==== Information shown
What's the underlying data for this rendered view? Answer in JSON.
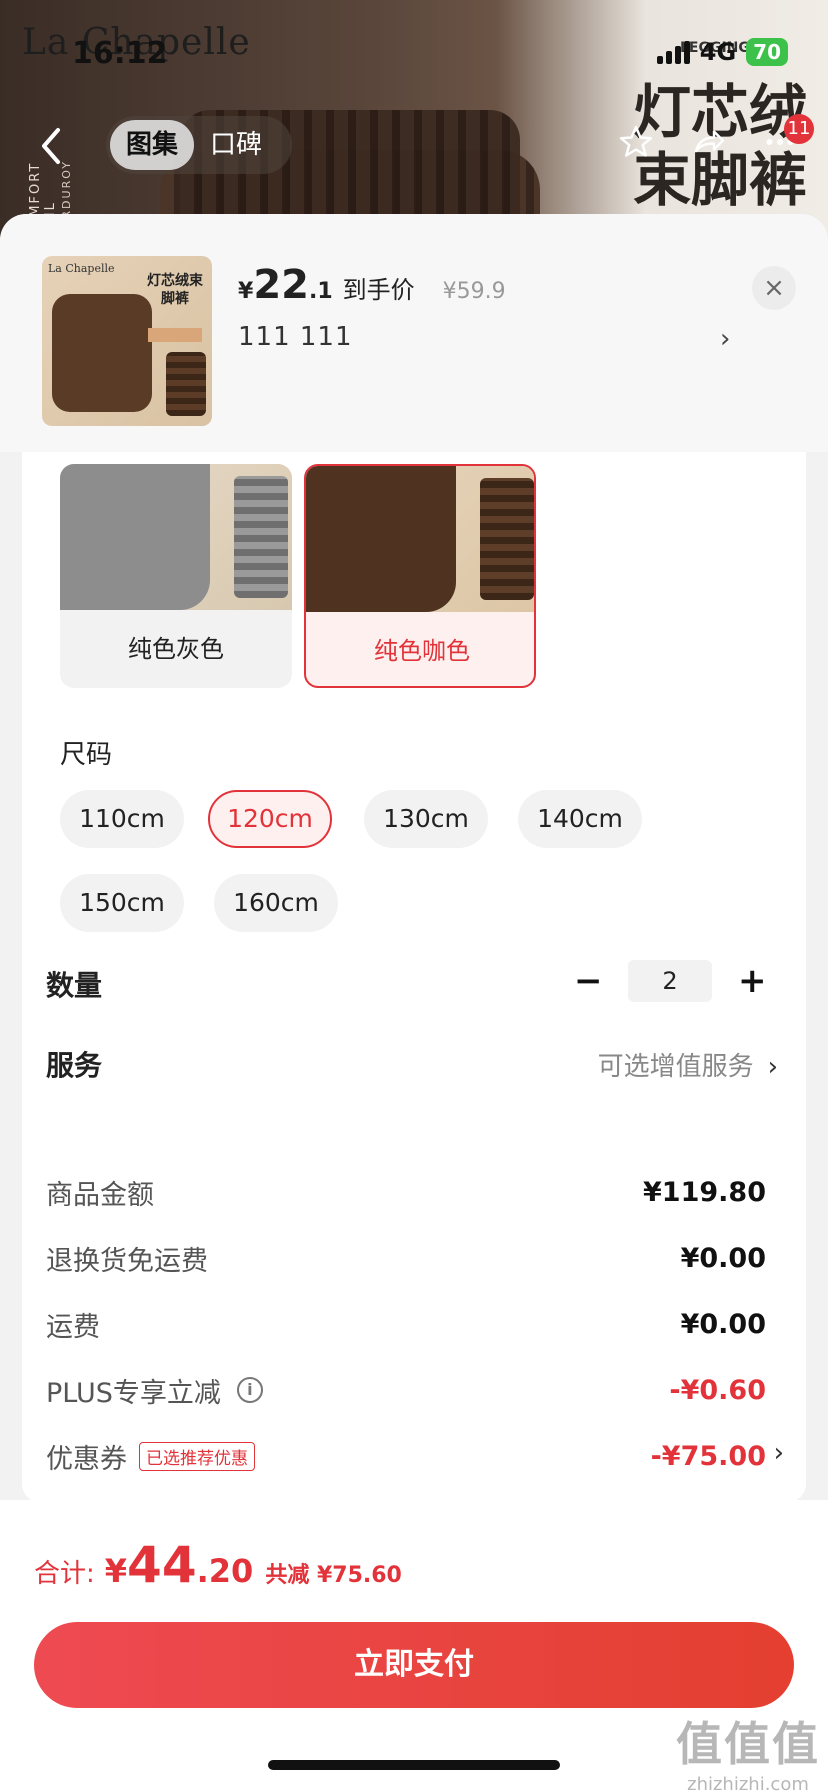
{
  "status_bar": {
    "time": "16:12",
    "network": "4G",
    "battery": "70"
  },
  "hero": {
    "brand": "La Chapelle",
    "side_text": "COMFORT QUIL",
    "side_text2": "CORDUROY",
    "badge_text": "LEGGING",
    "title_line1": "灯芯绒",
    "title_line2": "束脚裤"
  },
  "nav": {
    "tabs": [
      "图集",
      "口碑"
    ],
    "cart_badge": "11"
  },
  "summary": {
    "thumb_brand": "La Chapelle",
    "thumb_title": "灯芯绒束脚裤",
    "price_yen": "¥",
    "price_int": "22",
    "price_dec": ".1",
    "price_label": "到手价",
    "original_price": "¥59.9",
    "selected_spec": "111  111",
    "chevron": "›",
    "close": "×"
  },
  "colors": [
    {
      "label": "纯色灰色",
      "selected": false
    },
    {
      "label": "纯色咖色",
      "selected": true
    }
  ],
  "size": {
    "title": "尺码",
    "options": [
      "110cm",
      "120cm",
      "130cm",
      "140cm",
      "150cm",
      "160cm"
    ],
    "selected": "120cm"
  },
  "quantity": {
    "label": "数量",
    "minus": "−",
    "value": "2",
    "plus": "+"
  },
  "service": {
    "label": "服务",
    "value": "可选增值服务",
    "chevron": "›"
  },
  "price_breakdown": {
    "rows": [
      {
        "label": "商品金额",
        "value": "¥119.80"
      },
      {
        "label": "退换货免运费",
        "value": "¥0.00"
      },
      {
        "label": "运费",
        "value": "¥0.00"
      },
      {
        "label": "PLUS专享立减",
        "value": "-¥0.60"
      },
      {
        "label": "优惠券",
        "tag": "已选推荐优惠",
        "value": "-¥75.00"
      }
    ]
  },
  "footer": {
    "total_label": "合计:",
    "total_yen": "¥",
    "total_int": "44",
    "total_dec": ".20",
    "saved": "共减 ¥75.60",
    "pay_button": "立即支付"
  },
  "watermark": {
    "line1": "值值值",
    "line2": "zhizhizhi.com"
  },
  "colors_theme": {
    "accent": "#e2333a",
    "card": "#ffffff",
    "page_bg": "#f2f2f2"
  }
}
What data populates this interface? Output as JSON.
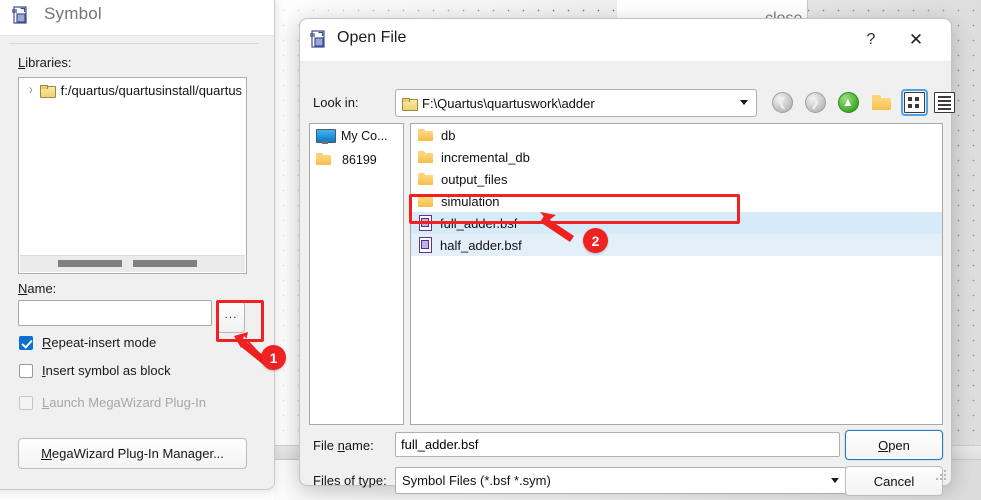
{
  "symbol_window": {
    "title": "Symbol",
    "icon": "symbol-file-icon",
    "close_icon": "close-icon",
    "libraries_label": "Libraries:",
    "library_tree": [
      {
        "expander_icon": "chevron-right-icon",
        "folder_icon": "folder-icon",
        "label": "f:/quartus/quartusinstall/quartus"
      }
    ],
    "name_label": "Name:",
    "name_value": "",
    "browse_button_label": "...",
    "checkboxes": [
      {
        "label": "Repeat-insert mode",
        "checked": true,
        "enabled": true,
        "mnemonic": "R"
      },
      {
        "label": "Insert symbol as block",
        "checked": false,
        "enabled": true,
        "mnemonic": "I"
      },
      {
        "label": "Launch MegaWizard Plug-In",
        "checked": false,
        "enabled": false,
        "mnemonic": "L"
      }
    ],
    "megawizard_button": "MegaWizard Plug-In Manager..."
  },
  "open_dialog": {
    "title": "Open File",
    "icon": "symbol-file-icon",
    "help_icon": "?",
    "close_icon": "✕",
    "look_in_label": "Look in:",
    "look_in_value": "F:\\Quartus\\quartuswork\\adder",
    "look_in_folder_icon": "folder-icon",
    "toolbar": [
      {
        "name": "back-button",
        "icon": "back-arrow-icon",
        "enabled": false
      },
      {
        "name": "forward-button",
        "icon": "forward-arrow-icon",
        "enabled": false
      },
      {
        "name": "parent-directory-button",
        "icon": "up-arrow-icon",
        "enabled": true
      },
      {
        "name": "new-folder-button",
        "icon": "new-folder-icon",
        "enabled": true
      },
      {
        "name": "list-view-button",
        "icon": "list-view-icon",
        "selected": true
      },
      {
        "name": "detail-view-button",
        "icon": "detail-view-icon",
        "selected": false
      }
    ],
    "places": [
      {
        "label": "My Co...",
        "icon": "my-computer-icon"
      },
      {
        "label": "86199",
        "icon": "folder-icon"
      }
    ],
    "files": [
      {
        "name": "db",
        "type": "folder",
        "icon": "folder-icon",
        "selected": false
      },
      {
        "name": "incremental_db",
        "type": "folder",
        "icon": "folder-icon",
        "selected": false
      },
      {
        "name": "output_files",
        "type": "folder",
        "icon": "folder-icon",
        "selected": false
      },
      {
        "name": "simulation",
        "type": "folder",
        "icon": "folder-icon",
        "selected": false
      },
      {
        "name": "full_adder.bsf",
        "type": "file",
        "icon": "bsf-file-icon",
        "selected": true
      },
      {
        "name": "half_adder.bsf",
        "type": "file",
        "icon": "bsf-file-icon",
        "selected": false
      }
    ],
    "file_name_label": "File name:",
    "file_name_value": "full_adder.bsf",
    "files_of_type_label": "Files of type:",
    "files_of_type_value": "Symbol Files (*.bsf *.sym)",
    "open_button": "Open",
    "cancel_button": "Cancel"
  },
  "annotations": [
    {
      "id": "1",
      "target": "browse-button",
      "shape": "rect+arrow"
    },
    {
      "id": "2",
      "target": "full_adder.bsf row",
      "shape": "rect+arrow"
    }
  ],
  "colors": {
    "annotation_red": "#f02121",
    "selection_blue": "#d7eaf7",
    "accent_blue": "#2878c8",
    "checkbox_blue": "#0b6fd4"
  }
}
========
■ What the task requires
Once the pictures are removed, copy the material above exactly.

■ Answer area
What's the underlying data for this rendered view? Answer in JSON.
{
  "status_bar": {
    "time": "16:12",
    "network": "4G",
    "battery": "70"
  },
  "hero": {
    "brand": "La Chapelle",
    "side_text": "COMFORT QUIL",
    "side_text2": "CORDUROY",
    "badge_text": "LEGGING",
    "title_line1": "灯芯绒",
    "title_line2": "束脚裤"
  },
  "nav": {
    "tabs": [
      "图集",
      "口碑"
    ],
    "cart_badge": "11"
  },
  "summary": {
    "thumb_brand": "La Chapelle",
    "thumb_title": "灯芯绒束脚裤",
    "price_yen": "¥",
    "price_int": "22",
    "price_dec": ".1",
    "price_label": "到手价",
    "original_price": "¥59.9",
    "selected_spec": "111  111",
    "chevron": "›",
    "close": "×"
  },
  "colors": [
    {
      "label": "纯色灰色",
      "selected": false
    },
    {
      "label": "纯色咖色",
      "selected": true
    }
  ],
  "size": {
    "title": "尺码",
    "options": [
      "110cm",
      "120cm",
      "130cm",
      "140cm",
      "150cm",
      "160cm"
    ],
    "selected": "120cm"
  },
  "quantity": {
    "label": "数量",
    "minus": "−",
    "value": "2",
    "plus": "+"
  },
  "service": {
    "label": "服务",
    "value": "可选增值服务",
    "chevron": "›"
  },
  "price_breakdown": {
    "rows": [
      {
        "label": "商品金额",
        "value": "¥119.80"
      },
      {
        "label": "退换货免运费",
        "value": "¥0.00"
      },
      {
        "label": "运费",
        "value": "¥0.00"
      },
      {
        "label": "PLUS专享立减",
        "value": "-¥0.60"
      },
      {
        "label": "优惠券",
        "tag": "已选推荐优惠",
        "value": "-¥75.00"
      }
    ]
  },
  "footer": {
    "total_label": "合计:",
    "total_yen": "¥",
    "total_int": "44",
    "total_dec": ".20",
    "saved": "共减 ¥75.60",
    "pay_button": "立即支付"
  },
  "watermark": {
    "line1": "值值值",
    "line2": "zhizhizhi.com"
  },
  "colors_theme": {
    "accent": "#e2333a",
    "card": "#ffffff",
    "page_bg": "#f2f2f2"
  }
}
What data populates this interface? Output as JSON.
{
  "symbol_window": {
    "title": "Symbol",
    "icon": "symbol-file-icon",
    "close_icon": "close-icon",
    "libraries_label": "Libraries:",
    "library_tree": [
      {
        "expander_icon": "chevron-right-icon",
        "folder_icon": "folder-icon",
        "label": "f:/quartus/quartusinstall/quartus"
      }
    ],
    "name_label": "Name:",
    "name_value": "",
    "browse_button_label": "...",
    "checkboxes": [
      {
        "label": "Repeat-insert mode",
        "checked": true,
        "enabled": true,
        "mnemonic": "R"
      },
      {
        "label": "Insert symbol as block",
        "checked": false,
        "enabled": true,
        "mnemonic": "I"
      },
      {
        "label": "Launch MegaWizard Plug-In",
        "checked": false,
        "enabled": false,
        "mnemonic": "L"
      }
    ],
    "megawizard_button": "MegaWizard Plug-In Manager..."
  },
  "open_dialog": {
    "title": "Open File",
    "icon": "symbol-file-icon",
    "help_icon": "?",
    "close_icon": "✕",
    "look_in_label": "Look in:",
    "look_in_value": "F:\\Quartus\\quartuswork\\adder",
    "look_in_folder_icon": "folder-icon",
    "toolbar": [
      {
        "name": "back-button",
        "icon": "back-arrow-icon",
        "enabled": false
      },
      {
        "name": "forward-button",
        "icon": "forward-arrow-icon",
        "enabled": false
      },
      {
        "name": "parent-directory-button",
        "icon": "up-arrow-icon",
        "enabled": true
      },
      {
        "name": "new-folder-button",
        "icon": "new-folder-icon",
        "enabled": true
      },
      {
        "name": "list-view-button",
        "icon": "list-view-icon",
        "selected": true
      },
      {
        "name": "detail-view-button",
        "icon": "detail-view-icon",
        "selected": false
      }
    ],
    "places": [
      {
        "label": "My Co...",
        "icon": "my-computer-icon"
      },
      {
        "label": "86199",
        "icon": "folder-icon"
      }
    ],
    "files": [
      {
        "name": "db",
        "type": "folder",
        "icon": "folder-icon",
        "selected": false
      },
      {
        "name": "incremental_db",
        "type": "folder",
        "icon": "folder-icon",
        "selected": false
      },
      {
        "name": "output_files",
        "type": "folder",
        "icon": "folder-icon",
        "selected": false
      },
      {
        "name": "simulation",
        "type": "folder",
        "icon": "folder-icon",
        "selected": false
      },
      {
        "name": "full_adder.bsf",
        "type": "file",
        "icon": "bsf-file-icon",
        "selected": true
      },
      {
        "name": "half_adder.bsf",
        "type": "file",
        "icon": "bsf-file-icon",
        "selected": false
      }
    ],
    "file_name_label": "File name:",
    "file_name_value": "full_adder.bsf",
    "files_of_type_label": "Files of type:",
    "files_of_type_value": "Symbol Files (*.bsf *.sym)",
    "open_button": "Open",
    "cancel_button": "Cancel"
  },
  "annotations": [
    {
      "id": "1",
      "target": "browse-button",
      "shape": "rect+arrow"
    },
    {
      "id": "2",
      "target": "full_adder.bsf row",
      "shape": "rect+arrow"
    }
  ],
  "colors": {
    "annotation_red": "#f02121",
    "selection_blue": "#d7eaf7",
    "accent_blue": "#2878c8",
    "checkbox_blue": "#0b6fd4"
  }
}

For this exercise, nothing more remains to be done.